As the popularity of imported fruit has increased year by year, the labels from many different countries can be seen everywhere in the supermarkets. But is the origin information indicated on the label true? Not necessarily it seems, because in some small shops around the fruit wholesale market you can buy a variety of imported fruit logos for extremely cheap prices. An industry expert said the inaccurate label phenomenon is widespread, the purpose is to sell the fruits of other regions in the guise of high quality fruits from abroad, thus earning considerable profits, while most consumers are completely unaware of it.
When fruits from overseas were first introduced they were easily recognized under the label of "imported" and sold at premium prices.

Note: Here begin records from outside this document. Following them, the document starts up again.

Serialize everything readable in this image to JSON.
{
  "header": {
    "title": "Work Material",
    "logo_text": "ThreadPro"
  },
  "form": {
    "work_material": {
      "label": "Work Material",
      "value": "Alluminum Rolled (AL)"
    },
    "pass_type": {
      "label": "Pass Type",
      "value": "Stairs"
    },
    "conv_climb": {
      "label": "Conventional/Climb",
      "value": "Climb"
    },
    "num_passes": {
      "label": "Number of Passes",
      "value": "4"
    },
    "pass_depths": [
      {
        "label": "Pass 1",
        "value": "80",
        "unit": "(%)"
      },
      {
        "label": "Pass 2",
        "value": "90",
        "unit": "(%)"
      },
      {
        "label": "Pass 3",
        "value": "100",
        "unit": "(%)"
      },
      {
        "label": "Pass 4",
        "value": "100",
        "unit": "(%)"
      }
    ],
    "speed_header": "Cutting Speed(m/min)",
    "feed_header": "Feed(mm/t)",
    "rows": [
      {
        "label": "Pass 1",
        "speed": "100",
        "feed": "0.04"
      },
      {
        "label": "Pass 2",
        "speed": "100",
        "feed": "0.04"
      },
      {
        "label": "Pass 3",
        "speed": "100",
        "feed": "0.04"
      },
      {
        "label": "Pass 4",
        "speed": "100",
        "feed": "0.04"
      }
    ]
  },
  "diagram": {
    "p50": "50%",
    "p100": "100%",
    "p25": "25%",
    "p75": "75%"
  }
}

However, different quality products came from multiple origins and the same fruits could be sold at different prices depending on which country they originated from. The most common fruit to be counterfeited was the New Zealand Kiwi. New Zealand Kiwis are very famous and are sold as individual items. Merchants were selling Kiwis from other countries pretending they were from New Zealand to gain illicit profits.
Secondly, in some famous ports, such as Shenzhen and Hongkong, the trick was to "Substitute a leopard for a Crown Prince" - which means to turn cheap fruit into a valuable imported commodity by changing its label and packaging.
The preservation technology of foreign agricultural products is better than the domestic. So, although they arrive after a long journey, the appearance is still relatively mellow and full and the shelf life is longer. Of the fruits currently on the market, only a few are mainly imported - including mangosteen, durian, rambutan, New Zealand Kiwi, Chilean and Australia cherries.
For the general consumer, they have to rely on their accumulated experience to identify the purchase of genuine varieties, as well as the time of listing for imported fruit. For example, the color of real red grapes that are imported from the United States is relatively deeper, and they are only available from the beginning of the Spring Festival until June and July. Those available for purchase from August to New Year's day are almost certainly domestic red grapes. In addition, American imported red grapes are generally packaged in a foam box, but the grapes in the wooden or plastic boxes are produced from Chile or Peru.